**** Given records ****

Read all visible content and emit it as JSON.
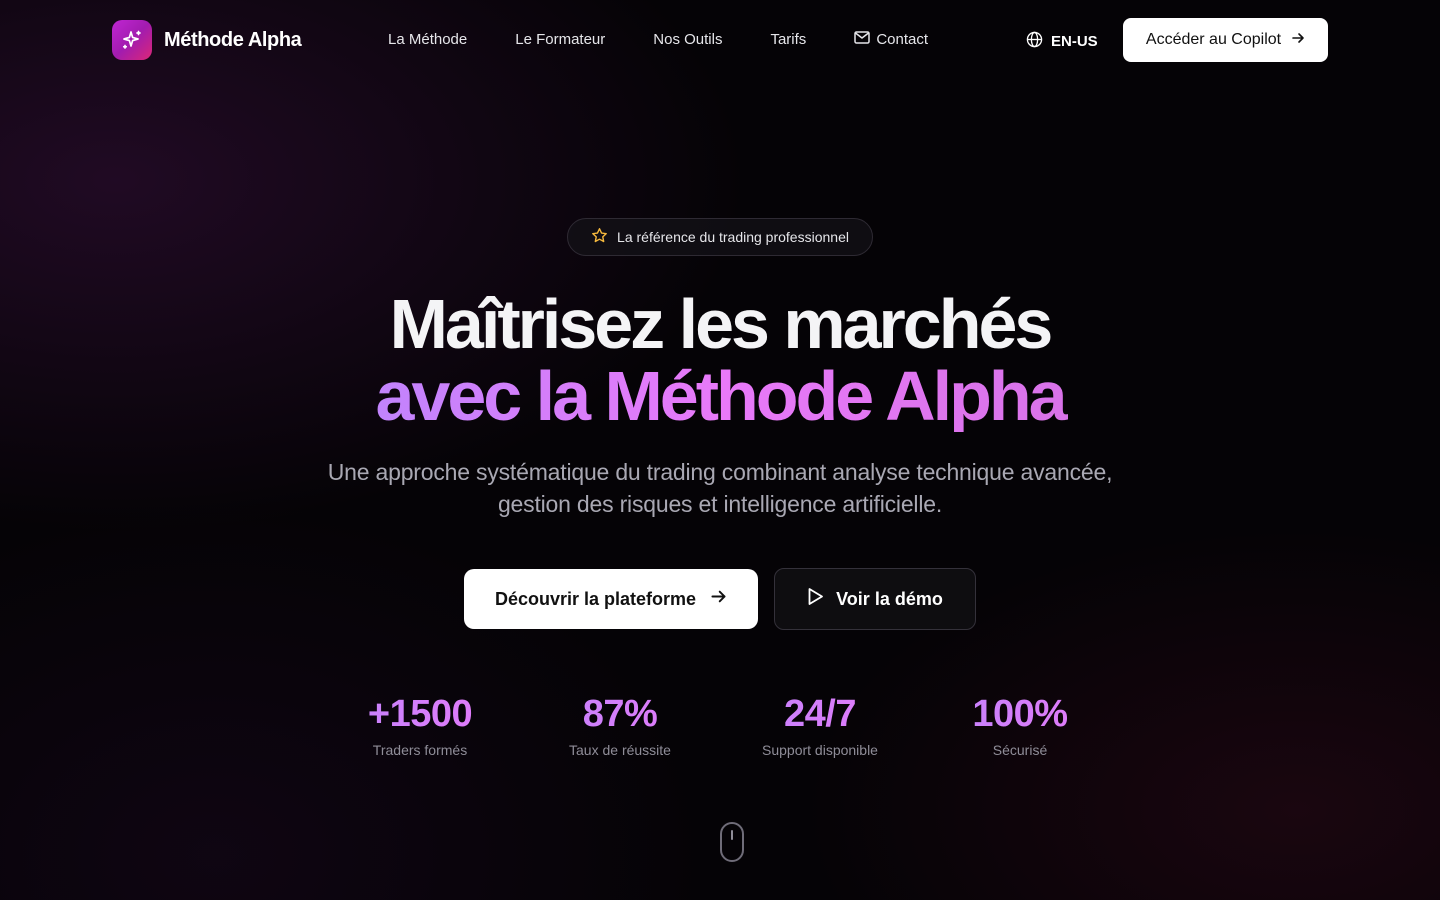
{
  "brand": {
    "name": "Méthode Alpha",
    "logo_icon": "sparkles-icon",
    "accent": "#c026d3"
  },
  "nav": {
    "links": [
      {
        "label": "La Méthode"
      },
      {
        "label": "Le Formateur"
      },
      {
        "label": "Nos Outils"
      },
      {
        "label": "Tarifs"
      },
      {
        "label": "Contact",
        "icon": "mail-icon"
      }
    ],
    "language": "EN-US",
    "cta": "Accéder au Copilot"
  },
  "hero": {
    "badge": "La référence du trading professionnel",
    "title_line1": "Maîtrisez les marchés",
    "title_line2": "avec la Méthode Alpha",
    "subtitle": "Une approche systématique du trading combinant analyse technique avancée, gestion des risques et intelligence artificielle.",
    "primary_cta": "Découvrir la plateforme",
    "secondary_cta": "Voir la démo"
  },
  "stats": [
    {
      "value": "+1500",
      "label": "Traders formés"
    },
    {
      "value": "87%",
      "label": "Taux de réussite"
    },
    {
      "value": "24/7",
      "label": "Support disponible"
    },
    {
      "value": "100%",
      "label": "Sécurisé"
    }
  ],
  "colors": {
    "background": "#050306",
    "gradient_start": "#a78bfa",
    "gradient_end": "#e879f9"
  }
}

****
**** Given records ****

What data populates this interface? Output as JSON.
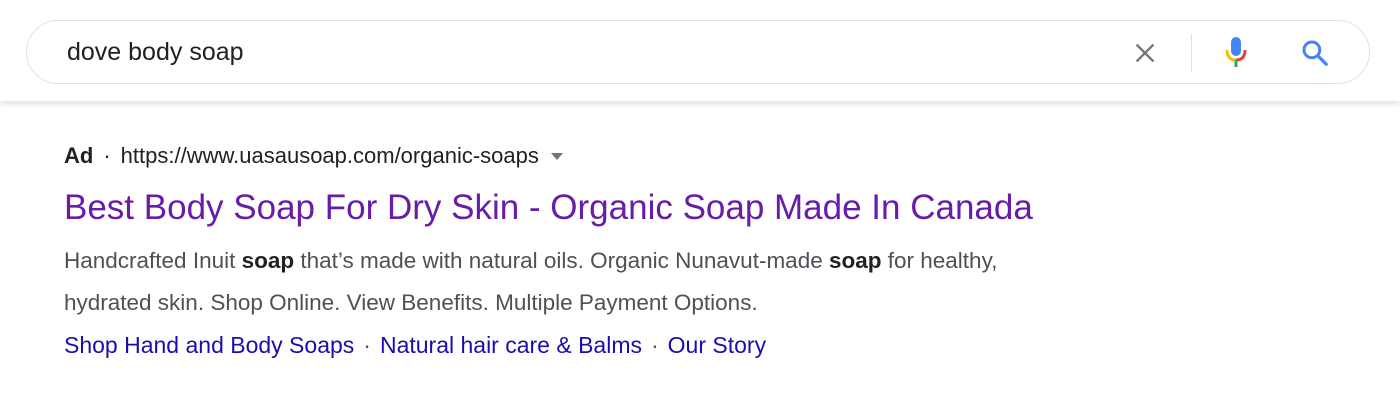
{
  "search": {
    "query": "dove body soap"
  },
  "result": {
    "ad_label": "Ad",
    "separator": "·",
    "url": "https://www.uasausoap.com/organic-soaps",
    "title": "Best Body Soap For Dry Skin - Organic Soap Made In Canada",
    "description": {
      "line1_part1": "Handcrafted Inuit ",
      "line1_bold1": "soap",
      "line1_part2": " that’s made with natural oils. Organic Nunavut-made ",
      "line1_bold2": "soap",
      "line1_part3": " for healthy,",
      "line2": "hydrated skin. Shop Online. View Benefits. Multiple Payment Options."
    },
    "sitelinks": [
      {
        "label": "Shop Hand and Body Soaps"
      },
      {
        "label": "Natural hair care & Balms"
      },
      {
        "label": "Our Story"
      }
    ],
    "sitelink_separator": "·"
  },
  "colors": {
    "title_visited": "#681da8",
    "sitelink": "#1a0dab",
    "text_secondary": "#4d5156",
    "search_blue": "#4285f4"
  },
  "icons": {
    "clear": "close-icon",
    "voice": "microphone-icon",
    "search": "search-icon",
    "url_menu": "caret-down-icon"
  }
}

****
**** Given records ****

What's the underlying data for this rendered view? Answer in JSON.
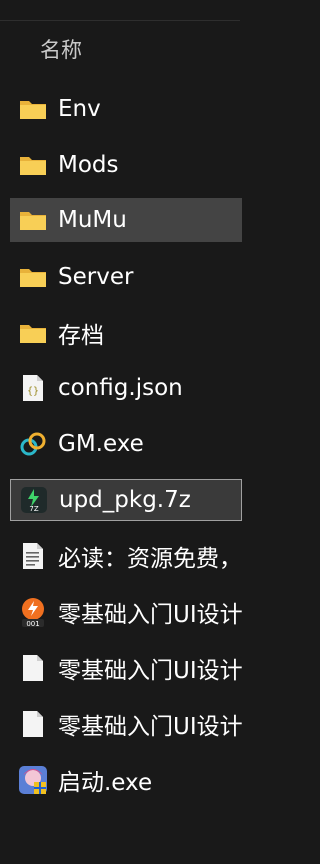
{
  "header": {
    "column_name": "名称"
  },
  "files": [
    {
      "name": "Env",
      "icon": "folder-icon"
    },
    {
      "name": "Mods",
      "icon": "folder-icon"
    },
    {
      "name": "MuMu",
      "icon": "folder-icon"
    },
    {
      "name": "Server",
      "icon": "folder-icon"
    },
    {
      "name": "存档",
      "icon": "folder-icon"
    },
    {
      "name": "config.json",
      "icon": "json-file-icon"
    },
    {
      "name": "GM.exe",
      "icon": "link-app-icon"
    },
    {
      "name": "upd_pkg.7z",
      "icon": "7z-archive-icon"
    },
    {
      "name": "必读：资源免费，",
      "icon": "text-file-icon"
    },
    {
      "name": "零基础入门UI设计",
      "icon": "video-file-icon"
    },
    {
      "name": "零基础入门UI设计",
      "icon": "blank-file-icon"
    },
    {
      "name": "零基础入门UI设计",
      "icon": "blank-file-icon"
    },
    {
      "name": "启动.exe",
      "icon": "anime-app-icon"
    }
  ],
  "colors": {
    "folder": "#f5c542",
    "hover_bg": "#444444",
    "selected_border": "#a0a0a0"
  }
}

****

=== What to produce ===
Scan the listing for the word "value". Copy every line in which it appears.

=== Response area ===
      "value": "+1500",
      "value": "87%",
      "value": "24/7",
      "value": "100%",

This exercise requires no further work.